Charles III on Monday attended his first Commonwealth Day service as king, issuing a call for unity to tackle the globe’s most pressing issues.
The 74-year-old monarch heads the 56-nation grouping, which accounts for 2.6 billion people or approximately one third of the world’s population.
He led senior royals and representatives from member states at the annual celebration of the institution at Westminster Abbey in central London.
The Commonwealth, which includes tiny Pacific island nations and major global economies such as Canada and Australia, was a “force for good”, Charles said.
“Whether on climate change and biodiversity loss, youth opportunity and education, global health, or economic co-operation, the Commonwealth can play an indispensable role in the most pressing issues of our time,” he added from the pulpit.
“Ours is an association not just of shared values but of common purpose and joint action.”
Charles took over as head of the Commonwealth, many of whose members are former British colonies, after the death of his mother, Queen Elizabeth II, last September.
But he has represented the late monarch at previous Commonwealth Heads of Government meetings since old age forced her to stop foreign travel.
He said he had been inspired by her example, and was inspired by the institution’s “near-boundless potential as a force for good in the world” as well as its member countries’ young demographics.
Since coming to the throne, Charles, who will be officially crowned in May, has sought to put the Commonwealth at the heart of his reign.
Before his mother’s funeral, he hosted Commonwealth and world leaders at Buckingham Palace.
There were also private audiences for the 14 Commonwealth realms outside the UK where Charles is also sovereign, including Australia and New Zealand.
He also hosted member state South Africa’s President Cyril Ramaphosa for the first state visit of his tenure.
The diplomacy, however, comes as he faces the tricky task of keeping the self-styled Commonwealth family together.
There have long been questions about whether he can inspire the same respect and devotion as his mother, and increasing republican headwinds.
Charles’s eldest son and heir Prince William got a taste of the push to break free from the monarchy last year on a visit to the Caribbean.
Protests in Jamaica and The Bahamas came after another Commonwealth member, Barbados, ditched the queen as head of state to become a republic in 2021.
Australia, where a sizeable proportion of the population want to become a republic, is expected to head in the same direction.
Charles has indicated he will not stand in the way of countries that want to do the same.

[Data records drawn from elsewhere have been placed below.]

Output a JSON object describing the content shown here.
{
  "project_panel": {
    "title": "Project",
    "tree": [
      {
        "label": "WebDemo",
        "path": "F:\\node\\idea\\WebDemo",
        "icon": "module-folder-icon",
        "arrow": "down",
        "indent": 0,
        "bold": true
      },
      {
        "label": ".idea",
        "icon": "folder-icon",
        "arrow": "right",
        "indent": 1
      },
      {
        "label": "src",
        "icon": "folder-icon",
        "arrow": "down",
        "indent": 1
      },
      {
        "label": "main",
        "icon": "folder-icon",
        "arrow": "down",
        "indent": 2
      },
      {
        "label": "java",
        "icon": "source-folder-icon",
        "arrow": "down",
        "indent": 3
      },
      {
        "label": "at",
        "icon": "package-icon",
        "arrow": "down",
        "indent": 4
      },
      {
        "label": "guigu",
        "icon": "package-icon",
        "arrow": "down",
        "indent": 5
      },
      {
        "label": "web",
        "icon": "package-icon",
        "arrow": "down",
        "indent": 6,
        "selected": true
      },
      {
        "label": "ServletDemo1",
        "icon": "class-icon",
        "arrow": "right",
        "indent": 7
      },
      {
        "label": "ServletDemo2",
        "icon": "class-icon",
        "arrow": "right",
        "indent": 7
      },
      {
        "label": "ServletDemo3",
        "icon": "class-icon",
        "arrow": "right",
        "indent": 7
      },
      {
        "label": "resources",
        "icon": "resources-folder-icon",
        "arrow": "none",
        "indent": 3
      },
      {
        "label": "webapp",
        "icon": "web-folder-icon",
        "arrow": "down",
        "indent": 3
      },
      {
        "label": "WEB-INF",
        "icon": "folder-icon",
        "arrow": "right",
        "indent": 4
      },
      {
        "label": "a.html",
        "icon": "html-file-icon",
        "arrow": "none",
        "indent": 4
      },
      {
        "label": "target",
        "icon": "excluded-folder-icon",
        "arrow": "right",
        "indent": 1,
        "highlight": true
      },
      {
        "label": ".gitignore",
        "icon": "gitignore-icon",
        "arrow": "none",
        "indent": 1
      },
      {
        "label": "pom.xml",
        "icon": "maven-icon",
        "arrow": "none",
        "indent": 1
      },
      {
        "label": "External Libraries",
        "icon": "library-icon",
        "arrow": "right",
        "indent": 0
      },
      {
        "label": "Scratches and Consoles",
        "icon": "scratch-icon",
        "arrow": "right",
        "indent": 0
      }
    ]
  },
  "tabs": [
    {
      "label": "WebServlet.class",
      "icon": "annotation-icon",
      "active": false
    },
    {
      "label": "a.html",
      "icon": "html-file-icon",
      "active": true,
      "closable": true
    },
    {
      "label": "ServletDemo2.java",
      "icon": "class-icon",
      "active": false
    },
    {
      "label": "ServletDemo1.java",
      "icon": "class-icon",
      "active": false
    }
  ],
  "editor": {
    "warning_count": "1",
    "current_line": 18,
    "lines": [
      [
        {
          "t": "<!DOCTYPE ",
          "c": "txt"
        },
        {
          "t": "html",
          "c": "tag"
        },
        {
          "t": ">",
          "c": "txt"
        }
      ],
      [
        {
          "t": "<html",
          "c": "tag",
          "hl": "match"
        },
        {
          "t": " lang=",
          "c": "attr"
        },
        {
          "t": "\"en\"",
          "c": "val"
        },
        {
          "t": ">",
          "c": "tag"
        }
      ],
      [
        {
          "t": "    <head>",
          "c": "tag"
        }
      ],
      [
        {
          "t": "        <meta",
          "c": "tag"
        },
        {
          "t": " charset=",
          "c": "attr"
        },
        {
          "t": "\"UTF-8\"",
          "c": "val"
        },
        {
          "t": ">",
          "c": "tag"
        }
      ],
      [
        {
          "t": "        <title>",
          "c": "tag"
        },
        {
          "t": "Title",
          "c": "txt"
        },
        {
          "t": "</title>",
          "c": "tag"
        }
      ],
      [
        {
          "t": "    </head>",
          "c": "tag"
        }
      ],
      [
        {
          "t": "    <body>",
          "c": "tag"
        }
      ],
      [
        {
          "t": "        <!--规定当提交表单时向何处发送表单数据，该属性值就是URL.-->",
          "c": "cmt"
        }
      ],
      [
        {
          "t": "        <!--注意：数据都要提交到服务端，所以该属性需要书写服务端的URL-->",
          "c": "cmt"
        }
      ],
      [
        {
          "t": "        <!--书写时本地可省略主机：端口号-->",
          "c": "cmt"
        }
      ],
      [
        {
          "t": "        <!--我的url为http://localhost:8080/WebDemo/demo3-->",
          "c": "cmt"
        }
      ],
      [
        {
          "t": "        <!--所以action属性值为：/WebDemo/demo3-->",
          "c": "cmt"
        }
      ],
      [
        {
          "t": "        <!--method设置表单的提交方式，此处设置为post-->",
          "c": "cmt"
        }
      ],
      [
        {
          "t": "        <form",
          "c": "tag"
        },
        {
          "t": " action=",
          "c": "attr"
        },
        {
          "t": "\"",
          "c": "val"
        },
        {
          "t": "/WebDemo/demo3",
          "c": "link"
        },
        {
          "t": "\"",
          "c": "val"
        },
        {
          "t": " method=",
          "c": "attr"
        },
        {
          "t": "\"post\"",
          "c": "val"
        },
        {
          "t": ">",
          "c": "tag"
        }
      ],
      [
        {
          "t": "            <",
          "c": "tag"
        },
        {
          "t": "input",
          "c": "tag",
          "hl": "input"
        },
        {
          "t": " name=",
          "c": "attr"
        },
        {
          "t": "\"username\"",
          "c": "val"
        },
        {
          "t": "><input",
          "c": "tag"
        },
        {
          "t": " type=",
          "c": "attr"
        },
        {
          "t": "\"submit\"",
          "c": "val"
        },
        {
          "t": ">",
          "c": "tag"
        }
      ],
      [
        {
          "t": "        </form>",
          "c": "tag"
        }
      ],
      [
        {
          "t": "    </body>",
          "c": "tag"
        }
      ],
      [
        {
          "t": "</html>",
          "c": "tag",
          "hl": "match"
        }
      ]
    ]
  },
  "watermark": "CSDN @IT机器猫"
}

In London on Monday, there were renewed protests from republicans in the UK opposed to the hereditary principle of monarchy.
A handful of demonstrators carried placards saying “not my king”, echoing similar protests at royal engagements in recent months.